The Senate is expected to approve their modified version today and both Houses of Congress expect to work out any differences and have the bill on the President’s desk by the end of the week.
And we can expect Republicans to spin the approval of torture as a political positive in the rapidly-approaching November mid-term elections, claiming anyone who opposes their barbarianism is "weak" on national security.
By BARRY SCHWEID
About six in 10 Iraqis say they approve of attacks on U.S.-led forces, and slightly more than that want their government to ask U.S. troops to leave within a year, a poll finds.
By DALE McFEATTERS

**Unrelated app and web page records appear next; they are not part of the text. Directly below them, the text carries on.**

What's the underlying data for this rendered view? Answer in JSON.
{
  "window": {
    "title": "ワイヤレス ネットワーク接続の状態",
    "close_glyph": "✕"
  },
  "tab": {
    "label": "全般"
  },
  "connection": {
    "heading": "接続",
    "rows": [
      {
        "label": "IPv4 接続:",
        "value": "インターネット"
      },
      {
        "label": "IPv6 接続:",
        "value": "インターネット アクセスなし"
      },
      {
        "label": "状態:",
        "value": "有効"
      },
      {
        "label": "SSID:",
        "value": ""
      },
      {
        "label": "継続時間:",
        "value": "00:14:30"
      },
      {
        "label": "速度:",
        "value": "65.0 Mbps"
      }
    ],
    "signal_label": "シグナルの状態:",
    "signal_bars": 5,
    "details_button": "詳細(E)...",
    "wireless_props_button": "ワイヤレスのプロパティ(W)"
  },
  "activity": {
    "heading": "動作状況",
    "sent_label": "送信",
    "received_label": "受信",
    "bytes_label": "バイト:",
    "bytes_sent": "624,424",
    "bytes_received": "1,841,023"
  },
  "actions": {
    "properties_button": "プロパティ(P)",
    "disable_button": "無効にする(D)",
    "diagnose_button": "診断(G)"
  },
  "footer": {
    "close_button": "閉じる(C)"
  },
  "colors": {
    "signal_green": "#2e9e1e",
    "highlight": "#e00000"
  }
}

Now that the Rev. Jerry Falwell has injected the devil into the presidential race, saying that Sen. Hillary Rodham Clinton could fire up his supporters more than Lucifer himself, it’s perhaps time to examine the proposition: What if the devil decided to run for president?
By REG HENRY
Say what you like about U.S. Sen. Rick Santorum, but he is never dull. Currently behind in the polls, the senator has an extraordinary new ad on TV to advance his re-election prospects. The ad is so surprising that Pennsylvania residents are surely searching the skies for the pigs that will soon fly over.
By BONNIE ERBE
To date, 65 women soldiers have died fighting in Iraq and Afghanistan — a small percentage of the U.S. total of almost 3,000 war dead as of this writing, but a significant number nonetheless.
Why aren’t Americans upset about this? Or should they be?
By JAMES ROSEN
Sen. Kent Conrad, senior Democrat on the Senate Budget Committee, said Wednesday that some of the tax cuts enacted under President Bush might get "trimmed" if his party regains control of Congress.
Conrad and Rep. John Spratt, ranking Democrat on the House Budget Committee, sharply criticized Republicans for failing to adopt a budget or to pass any of the 12 annual appropriations bills.
Another holier-than-thou right-wing Republican who preaches morality and family values is caught up in a sex scandal, admitting a five-year affair with a much-younger woman and settling, out of court, a lawsuit because he physically abused her.
Now Democrats see the moral lapses of Rep. Don Sherwood as a chance to pick up what once was a solid Republican seat in the House.
Sherwood admitted banging a woman 35 years younger than him and then additionally had to pay the court settlement because he banged her around physically when they weren’t in bed.
By DALE McFEATTERS
The Bush White House is secretive to a fault, so it was more news than it otherwise might have been when the president, angry at what he considered the politically timed leak of a National Intelligence Estimate, ordered that four pages of key conclusions from the report be declassified.